What lines in the records below include the word "your"? Return each one.

[Start of section]

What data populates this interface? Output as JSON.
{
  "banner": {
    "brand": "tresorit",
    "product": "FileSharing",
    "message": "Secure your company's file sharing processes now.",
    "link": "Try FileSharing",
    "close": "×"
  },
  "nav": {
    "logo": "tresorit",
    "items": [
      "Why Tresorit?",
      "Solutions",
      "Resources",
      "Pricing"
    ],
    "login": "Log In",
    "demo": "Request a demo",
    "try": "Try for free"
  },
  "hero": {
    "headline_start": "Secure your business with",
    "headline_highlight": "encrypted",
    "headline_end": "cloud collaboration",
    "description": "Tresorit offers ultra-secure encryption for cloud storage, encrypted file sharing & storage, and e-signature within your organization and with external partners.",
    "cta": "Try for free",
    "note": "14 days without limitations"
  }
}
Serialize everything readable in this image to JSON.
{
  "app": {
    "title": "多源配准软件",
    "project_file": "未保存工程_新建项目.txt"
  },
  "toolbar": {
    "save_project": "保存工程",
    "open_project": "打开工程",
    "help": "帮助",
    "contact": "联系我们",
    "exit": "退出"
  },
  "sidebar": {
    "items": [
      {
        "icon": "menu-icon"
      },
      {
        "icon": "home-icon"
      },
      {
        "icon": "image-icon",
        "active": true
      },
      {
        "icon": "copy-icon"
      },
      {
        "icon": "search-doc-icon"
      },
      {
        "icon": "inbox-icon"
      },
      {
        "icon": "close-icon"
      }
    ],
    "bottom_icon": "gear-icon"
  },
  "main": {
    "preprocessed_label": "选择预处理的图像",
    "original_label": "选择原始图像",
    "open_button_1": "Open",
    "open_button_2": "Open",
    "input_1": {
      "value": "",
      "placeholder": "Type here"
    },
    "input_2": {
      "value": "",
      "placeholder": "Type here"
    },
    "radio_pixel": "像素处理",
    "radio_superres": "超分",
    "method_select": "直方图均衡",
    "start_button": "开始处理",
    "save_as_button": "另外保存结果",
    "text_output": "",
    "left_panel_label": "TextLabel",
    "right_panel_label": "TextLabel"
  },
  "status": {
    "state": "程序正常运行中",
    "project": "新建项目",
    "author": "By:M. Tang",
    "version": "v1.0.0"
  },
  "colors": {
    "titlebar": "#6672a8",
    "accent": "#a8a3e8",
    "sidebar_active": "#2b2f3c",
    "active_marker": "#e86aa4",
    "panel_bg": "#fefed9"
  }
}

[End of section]

[Task response]:
    "message": "Secure your company's file sharing processes now.",
    "headline_start": "Secure your business with",
    "description": "Tresorit offers ultra-secure encryption for cloud storage, encrypted file sharing & storage, and e-signature within your organization and with external partners.",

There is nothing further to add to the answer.